Most unicellular organisms create their next generation by replicating all of their parts and then splitting into two cells, a type of asexual reproduction called binary fission. This process spawns not just two new cells, but also two new organisms. Multicellullar organisms replicate new cells in much the same way. For example, we produce new skin cells and liver cells by replicating the DNA found in that cell through mitosis. Yet, producing a whole new organism requires sexual reproduction, at least for most multicellular organisms. In the first step, specialized cells called gametes—eggs and sperm—are created through a process called meiosis. Meiosis serves to reduce the chromosome number for that particular organism by half. In the second step, the sperm and egg join to make a single cell, which restores the chromosome number.
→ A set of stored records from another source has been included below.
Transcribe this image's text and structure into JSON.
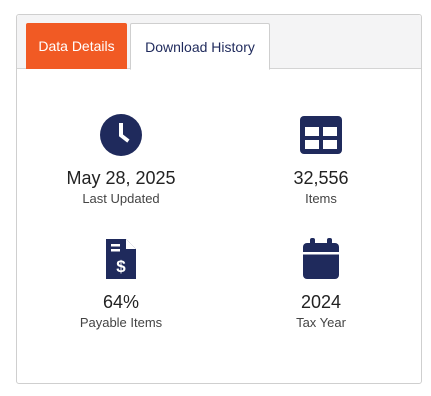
{
  "tabs": {
    "active_label": "Data Details",
    "inactive_label": "Download History"
  },
  "stats": {
    "last_updated": {
      "value": "May 28, 2025",
      "label": "Last Updated",
      "icon": "clock-icon"
    },
    "items": {
      "value": "32,556",
      "label": "Items",
      "icon": "table-icon"
    },
    "payable_items": {
      "value": "64%",
      "label": "Payable Items",
      "icon": "invoice-dollar-icon"
    },
    "tax_year": {
      "value": "2024",
      "label": "Tax Year",
      "icon": "calendar-icon"
    }
  },
  "colors": {
    "accent": "#f15a24",
    "icon": "#1f2a5c",
    "tab_bar_bg": "#f4f4f5"
  }
}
This joined cell then divides and differentiates into different cell types that eventually form an entire functioning organism.
- Main Article: Sexual reproduction
Sexual reproduction is a biological process by which organisms create descendants by combining their genetic material. These organisms have two different adult sexes (male and female). New individuals are produced by the fusion of haploid gametes (sperm, ovum, pollen), formed through a unique form of cell division called meiosis. Fertilization occurs when the two gametes fuse to form a diploid zygote. The zygote is a single cell which contains all the information required to build the adult organism. The growth from zygote to adult is achieved through somatic cell division called mitosis.
- Main Article: Asexual reproduction
Asexual reproduction is a mode of having offspring that does not involve sex. Offspring resulting from this method come from a single parent and inherit the genes from that parent only. In genetics terms, it is a method of reproduction where a 1N cell produces two to four cells with the same chromosome number. It does not involve meiosis or the the union of gametes such as ovum, sperm, or pollen. Therefore, offspring are identical to the parent, unlike those produced through sexual reproduction. This form of reproduction (also known as agamogenesis) is common among plants and single-celled organisms such as amoeba.
- Main Article: Binary Fission
Binary fission is a method of asexual reproduction used by most prokaryotes (i.e. bacteria). It is a fairly simple process whereby a living cell divides into two equal, or near equal, parts. Asexual reproduction theoretically results in two identical cells. However, bacterial DNA has a relatively high mutation rate. This rapid rate of genetic change is what makes bacteria capable of developing resistance to antibiotics and helps them exploit invasion into a wide range of environments.
- Main Article: Vegetative Reproduction
Although sexual reproduction is common in plants, most also reproduce asexually through what is commonly called vegetative propagation. There are a number of plant tissues capable of this process, for example rhizomes (potato), runners (strawberry), stem pieces (willow), and seed (dandelion).
Budding is a form of asexual reproduction where a copy of the parental body forms as a protrusion. The bud stays attached to the primary organism for a while, before becoming free. Like all forms of asexual reprodution, the new organism is genetically identical to the parent. Budding is very common in plants, but is also found in some animals, such as the hydra, sponge, and corals.